→ Work required
When you restate the entries that follow, keep every word exactly and drop the pictures.

#### Information

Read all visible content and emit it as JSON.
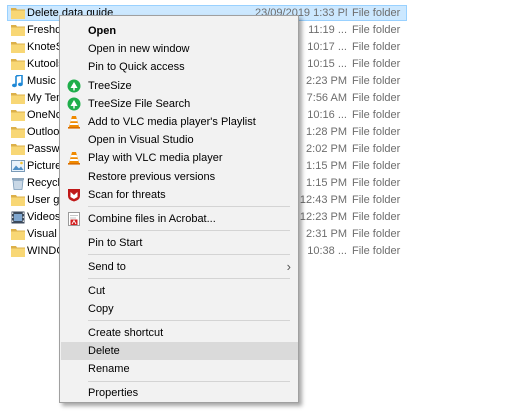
{
  "colors": {
    "selection": "#cce8ff",
    "menu_bg": "#f2f2f2",
    "menu_hover": "#dadada",
    "muted_text": "#6d6d6d"
  },
  "files": [
    {
      "name": "Delete data guide",
      "date": "23/09/2019 1:33 PM",
      "type": "File folder",
      "icon": "folder-icon",
      "selected": true
    },
    {
      "name": "Freshdesk",
      "date": "11:19 ...",
      "type": "File folder",
      "icon": "folder-icon"
    },
    {
      "name": "KnoteStore",
      "date": "10:17 ...",
      "type": "File folder",
      "icon": "folder-icon"
    },
    {
      "name": "Kutools",
      "date": "10:15 ...",
      "type": "File folder",
      "icon": "folder-icon"
    },
    {
      "name": "Music",
      "date": "2:23 PM",
      "type": "File folder",
      "icon": "music-note-icon"
    },
    {
      "name": "My Templates",
      "date": "7:56 AM",
      "type": "File folder",
      "icon": "folder-icon"
    },
    {
      "name": "OneNote",
      "date": "10:16 ...",
      "type": "File folder",
      "icon": "folder-icon"
    },
    {
      "name": "Outlook",
      "date": "1:28 PM",
      "type": "File folder",
      "icon": "folder-icon"
    },
    {
      "name": "Passwords",
      "date": "2:02 PM",
      "type": "File folder",
      "icon": "folder-icon"
    },
    {
      "name": "Pictures",
      "date": "1:15 PM",
      "type": "File folder",
      "icon": "pictures-icon"
    },
    {
      "name": "Recycle Bin",
      "date": "1:15 PM",
      "type": "File folder",
      "icon": "recycle-bin-icon"
    },
    {
      "name": "User guides",
      "date": "12:43 PM",
      "type": "File folder",
      "icon": "folder-icon"
    },
    {
      "name": "Videos",
      "date": "12:23 PM",
      "type": "File folder",
      "icon": "videos-icon"
    },
    {
      "name": "Visual Studio",
      "date": "2:31 PM",
      "type": "File folder",
      "icon": "folder-icon"
    },
    {
      "name": "WINDOWS",
      "date": "10:38 ...",
      "type": "File folder",
      "icon": "folder-icon"
    }
  ],
  "context_menu": {
    "items": [
      {
        "label": "Open",
        "bold": true
      },
      {
        "label": "Open in new window"
      },
      {
        "label": "Pin to Quick access"
      },
      {
        "label": "TreeSize",
        "icon": "treesize-icon"
      },
      {
        "label": "TreeSize File Search",
        "icon": "treesize-search-icon"
      },
      {
        "label": "Add to VLC media player's Playlist",
        "icon": "vlc-cone-icon"
      },
      {
        "label": "Open in Visual Studio"
      },
      {
        "label": "Play with VLC media player",
        "icon": "vlc-cone-icon"
      },
      {
        "label": "Restore previous versions"
      },
      {
        "label": "Scan for threats",
        "icon": "mcafee-shield-icon"
      },
      {
        "separator": true
      },
      {
        "label": "Combine files in Acrobat...",
        "icon": "acrobat-icon"
      },
      {
        "separator": true
      },
      {
        "label": "Pin to Start"
      },
      {
        "separator": true
      },
      {
        "label": "Send to",
        "submenu": true
      },
      {
        "separator": true
      },
      {
        "label": "Cut"
      },
      {
        "label": "Copy"
      },
      {
        "separator": true
      },
      {
        "label": "Create shortcut"
      },
      {
        "label": "Delete",
        "hover": true
      },
      {
        "label": "Rename"
      },
      {
        "separator": true
      },
      {
        "label": "Properties"
      }
    ]
  }
}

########

→ Result of this task
Read all visible content and emit it as JSON.
{
  "colors": {
    "selection": "#cce8ff",
    "menu_bg": "#f2f2f2",
    "menu_hover": "#dadada",
    "muted_text": "#6d6d6d"
  },
  "files": [
    {
      "name": "Delete data guide",
      "date": "23/09/2019 1:33 PM",
      "type": "File folder",
      "icon": "folder-icon",
      "selected": true
    },
    {
      "name": "Freshdesk",
      "date": "11:19 ...",
      "type": "File folder",
      "icon": "folder-icon"
    },
    {
      "name": "KnoteStore",
      "date": "10:17 ...",
      "type": "File folder",
      "icon": "folder-icon"
    },
    {
      "name": "Kutools",
      "date": "10:15 ...",
      "type": "File folder",
      "icon": "folder-icon"
    },
    {
      "name": "Music",
      "date": "2:23 PM",
      "type": "File folder",
      "icon": "music-note-icon"
    },
    {
      "name": "My Templates",
      "date": "7:56 AM",
      "type": "File folder",
      "icon": "folder-icon"
    },
    {
      "name": "OneNote",
      "date": "10:16 ...",
      "type": "File folder",
      "icon": "folder-icon"
    },
    {
      "name": "Outlook",
      "date": "1:28 PM",
      "type": "File folder",
      "icon": "folder-icon"
    },
    {
      "name": "Passwords",
      "date": "2:02 PM",
      "type": "File folder",
      "icon": "folder-icon"
    },
    {
      "name": "Pictures",
      "date": "1:15 PM",
      "type": "File folder",
      "icon": "pictures-icon"
    },
    {
      "name": "Recycle Bin",
      "date": "1:15 PM",
      "type": "File folder",
      "icon": "recycle-bin-icon"
    },
    {
      "name": "User guides",
      "date": "12:43 PM",
      "type": "File folder",
      "icon": "folder-icon"
    },
    {
      "name": "Videos",
      "date": "12:23 PM",
      "type": "File folder",
      "icon": "videos-icon"
    },
    {
      "name": "Visual Studio",
      "date": "2:31 PM",
      "type": "File folder",
      "icon": "folder-icon"
    },
    {
      "name": "WINDOWS",
      "date": "10:38 ...",
      "type": "File folder",
      "icon": "folder-icon"
    }
  ],
  "context_menu": {
    "items": [
      {
        "label": "Open",
        "bold": true
      },
      {
        "label": "Open in new window"
      },
      {
        "label": "Pin to Quick access"
      },
      {
        "label": "TreeSize",
        "icon": "treesize-icon"
      },
      {
        "label": "TreeSize File Search",
        "icon": "treesize-search-icon"
      },
      {
        "label": "Add to VLC media player's Playlist",
        "icon": "vlc-cone-icon"
      },
      {
        "label": "Open in Visual Studio"
      },
      {
        "label": "Play with VLC media player",
        "icon": "vlc-cone-icon"
      },
      {
        "label": "Restore previous versions"
      },
      {
        "label": "Scan for threats",
        "icon": "mcafee-shield-icon"
      },
      {
        "separator": true
      },
      {
        "label": "Combine files in Acrobat...",
        "icon": "acrobat-icon"
      },
      {
        "separator": true
      },
      {
        "label": "Pin to Start"
      },
      {
        "separator": true
      },
      {
        "label": "Send to",
        "submenu": true
      },
      {
        "separator": true
      },
      {
        "label": "Cut"
      },
      {
        "label": "Copy"
      },
      {
        "separator": true
      },
      {
        "label": "Create shortcut"
      },
      {
        "label": "Delete",
        "hover": true
      },
      {
        "label": "Rename"
      },
      {
        "separator": true
      },
      {
        "label": "Properties"
      }
    ]
  }
}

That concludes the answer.